Grace's Guide is the leading source of historical information on industry and manufacturing in Britain. This web publication contains 125,863 pages of information and 196,582 images on early companies, their products and the people who designed and built them.
later of Selly Oak, Birmingham
For a summary of the various users of the Ariel name see Ariel - an overview.
1897 The name was later changed because of conflict of interest in making pneumatic tyres as well as bicycles. The new name chosen for its bicycle producing arm made use of the Ariel trademark, which had been acquired with an earlier acquisition by Dunlop. The result was the Ariel Cycle Co which was registered in November 1897 . Advertising referred to "Ariel late Dunlop"
1897 Cycle Components Manufacturing Co acquired the Ariel Cycle Co. These cycles were ridden to victory in the world's championships of 1897 by J. W. Stocks (professional) and E. Gould (amateur) and paced by Ariel multi-cycles.
The Ariel works were later moved to the Dale Road factory under Charles Sangster. Sangster's new marque quickly achieved commercial success, the agency being much sought after by retailers throughout the country and abroad.
1898 J. W. Stocks, after his retirement, wrote "Stocks on Training" which was published by the makers of his bicycles, Ariel Cycle Co.
1898 Built the company’s first motorised tricycle. It had a De Dion engine made under licence. After that year only the Ariel marque name was used. More tricycles were produced.
1899 Description of new tricycle.
1899 J. W. Stocks, of the Ariel Cycle Works, Birmingham, was fined for speeding on a motor tricycle on the Great North Road .
1900 At the Automobile Club Trial, the Ariel Tricycle Co Ltd entered an Ariel tricycle, and one with a detachable trailer; the Ariel Cycle Co Ltd entered the Ariel xxard Voiturette; Mr R M Wilson entered an Ariel tricycle from Ariel Cycle Co .
1901 the first Ariel motorcycle, fitted with a Minerva engine of 211cc.
1901 Quadricycles were added to the product line in 1901 as the Ariel brand was extended to car production. The first quadricycle had a 2.75hp engine and a water-cooled cylinder head. The retailing of Ariel motorcars was handled by Ariel Motors Ltd of Long Acre, London.
1901 The firm first demonstrated a motorcycle, using a 1.5hp Minerva engine, hung from the frame down-tube, and a car.
1902 Machines went on sale, also fitted with a Kerry engine.
1903 The first Ariel engine was built.
1904 The firm adopted the centre-engine position. They also offered the Liberty cycle attachment as a form of transport. This involved attaching a bicycle to the side of a motorcycle to form a quadricycle and avoid side-slip.
1905-1909 Other models were added, including the tricar.
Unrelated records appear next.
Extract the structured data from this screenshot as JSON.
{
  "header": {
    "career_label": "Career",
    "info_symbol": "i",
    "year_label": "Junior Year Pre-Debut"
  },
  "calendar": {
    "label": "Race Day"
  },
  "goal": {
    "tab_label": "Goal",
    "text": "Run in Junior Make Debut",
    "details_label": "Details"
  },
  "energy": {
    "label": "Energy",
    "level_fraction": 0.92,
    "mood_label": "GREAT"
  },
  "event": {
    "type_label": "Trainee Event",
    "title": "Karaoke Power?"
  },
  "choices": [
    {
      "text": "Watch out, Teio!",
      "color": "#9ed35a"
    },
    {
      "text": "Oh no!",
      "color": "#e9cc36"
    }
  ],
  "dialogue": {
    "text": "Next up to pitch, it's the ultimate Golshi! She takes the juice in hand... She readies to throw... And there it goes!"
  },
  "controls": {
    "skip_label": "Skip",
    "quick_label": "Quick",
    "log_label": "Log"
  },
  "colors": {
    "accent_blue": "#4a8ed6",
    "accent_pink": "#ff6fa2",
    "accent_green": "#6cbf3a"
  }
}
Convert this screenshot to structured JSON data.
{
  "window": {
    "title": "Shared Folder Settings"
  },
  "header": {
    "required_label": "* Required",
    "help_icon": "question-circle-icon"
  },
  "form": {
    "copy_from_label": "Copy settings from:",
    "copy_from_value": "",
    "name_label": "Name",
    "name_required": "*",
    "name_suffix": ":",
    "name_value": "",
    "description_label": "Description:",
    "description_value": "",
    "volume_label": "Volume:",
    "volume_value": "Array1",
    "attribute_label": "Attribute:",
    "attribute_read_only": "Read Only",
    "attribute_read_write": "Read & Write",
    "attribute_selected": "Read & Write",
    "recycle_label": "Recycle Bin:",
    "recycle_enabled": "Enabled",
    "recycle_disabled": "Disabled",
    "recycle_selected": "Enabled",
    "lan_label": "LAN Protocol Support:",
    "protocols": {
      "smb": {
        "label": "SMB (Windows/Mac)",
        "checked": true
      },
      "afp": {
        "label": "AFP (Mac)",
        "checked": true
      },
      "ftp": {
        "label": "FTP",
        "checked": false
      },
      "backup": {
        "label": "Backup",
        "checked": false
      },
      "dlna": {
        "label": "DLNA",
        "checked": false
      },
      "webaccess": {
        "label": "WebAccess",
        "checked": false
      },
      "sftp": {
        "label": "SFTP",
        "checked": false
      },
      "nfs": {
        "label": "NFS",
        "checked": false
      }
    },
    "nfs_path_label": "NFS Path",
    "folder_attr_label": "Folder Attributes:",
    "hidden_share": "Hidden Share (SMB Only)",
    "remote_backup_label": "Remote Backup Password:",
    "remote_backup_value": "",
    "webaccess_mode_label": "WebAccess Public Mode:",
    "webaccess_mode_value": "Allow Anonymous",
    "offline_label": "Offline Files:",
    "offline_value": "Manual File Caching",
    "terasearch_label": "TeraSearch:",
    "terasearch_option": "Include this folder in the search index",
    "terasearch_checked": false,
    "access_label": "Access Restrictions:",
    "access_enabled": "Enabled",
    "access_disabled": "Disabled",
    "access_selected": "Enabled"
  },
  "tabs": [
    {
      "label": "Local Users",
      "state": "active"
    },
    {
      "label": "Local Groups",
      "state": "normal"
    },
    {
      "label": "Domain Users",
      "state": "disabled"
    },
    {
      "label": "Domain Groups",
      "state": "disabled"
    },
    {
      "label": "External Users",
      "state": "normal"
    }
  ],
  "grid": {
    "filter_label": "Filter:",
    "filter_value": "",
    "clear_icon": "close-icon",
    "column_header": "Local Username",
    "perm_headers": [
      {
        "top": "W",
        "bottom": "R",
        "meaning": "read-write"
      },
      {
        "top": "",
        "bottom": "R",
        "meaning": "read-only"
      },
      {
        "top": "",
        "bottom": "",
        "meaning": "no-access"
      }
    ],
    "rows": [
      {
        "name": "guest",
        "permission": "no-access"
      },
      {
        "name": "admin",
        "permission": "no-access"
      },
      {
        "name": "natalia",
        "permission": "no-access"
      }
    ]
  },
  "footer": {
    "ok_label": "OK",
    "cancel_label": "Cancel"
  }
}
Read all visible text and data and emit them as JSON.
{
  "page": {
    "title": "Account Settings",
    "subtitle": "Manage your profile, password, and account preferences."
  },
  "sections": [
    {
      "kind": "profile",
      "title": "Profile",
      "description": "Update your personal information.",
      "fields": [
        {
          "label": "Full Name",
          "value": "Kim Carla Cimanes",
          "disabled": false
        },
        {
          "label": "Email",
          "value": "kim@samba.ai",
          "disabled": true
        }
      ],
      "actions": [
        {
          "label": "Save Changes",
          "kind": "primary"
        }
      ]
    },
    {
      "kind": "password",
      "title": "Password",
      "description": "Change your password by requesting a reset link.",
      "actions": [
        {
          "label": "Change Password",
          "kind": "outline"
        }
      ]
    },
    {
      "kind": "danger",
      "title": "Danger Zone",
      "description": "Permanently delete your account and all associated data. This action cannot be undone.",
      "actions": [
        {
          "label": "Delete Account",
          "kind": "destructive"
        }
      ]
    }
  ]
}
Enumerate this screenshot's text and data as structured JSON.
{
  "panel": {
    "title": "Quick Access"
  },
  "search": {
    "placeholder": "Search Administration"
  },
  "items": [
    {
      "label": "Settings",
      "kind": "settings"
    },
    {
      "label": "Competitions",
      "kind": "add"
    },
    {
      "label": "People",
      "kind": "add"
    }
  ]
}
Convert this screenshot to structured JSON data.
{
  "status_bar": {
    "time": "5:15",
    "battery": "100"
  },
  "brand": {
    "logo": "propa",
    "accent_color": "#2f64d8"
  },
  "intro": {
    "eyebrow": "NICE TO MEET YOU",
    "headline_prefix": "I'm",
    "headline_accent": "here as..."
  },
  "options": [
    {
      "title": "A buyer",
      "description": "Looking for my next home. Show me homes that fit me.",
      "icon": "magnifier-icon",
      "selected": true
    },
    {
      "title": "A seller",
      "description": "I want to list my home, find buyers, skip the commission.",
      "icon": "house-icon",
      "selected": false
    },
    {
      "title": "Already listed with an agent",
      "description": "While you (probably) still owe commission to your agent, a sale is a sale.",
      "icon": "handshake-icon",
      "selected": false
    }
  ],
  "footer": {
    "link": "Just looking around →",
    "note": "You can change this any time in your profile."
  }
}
Larger, 6hp V-twin JAP engines were used.
1906. Produced the Ariel-Simplex car in 28-38, 30-40, 35-45, 40-50 and 50-60 h.p. models. The three larger models were six-cylinder while the the others were four-cylinder.
1906 March. Ariel Motors (1906) Ltd was formed to take over Ariel Motors Ltd and to carry on the business of manufacturers of Ariel and Ariel-Simplex cars. Planned to open negotiations with Bruce Peebles and Co for reciprocal working. Directors were: J. F. Albright, Arthur C. Peebles, Gerard B. Elkington, J. E. Hutton and Charles T. B. Sangster  .
1909 Ariel and Mercury cycles were offered for the 1909 season; produced by Ariel Works, Bournbrook .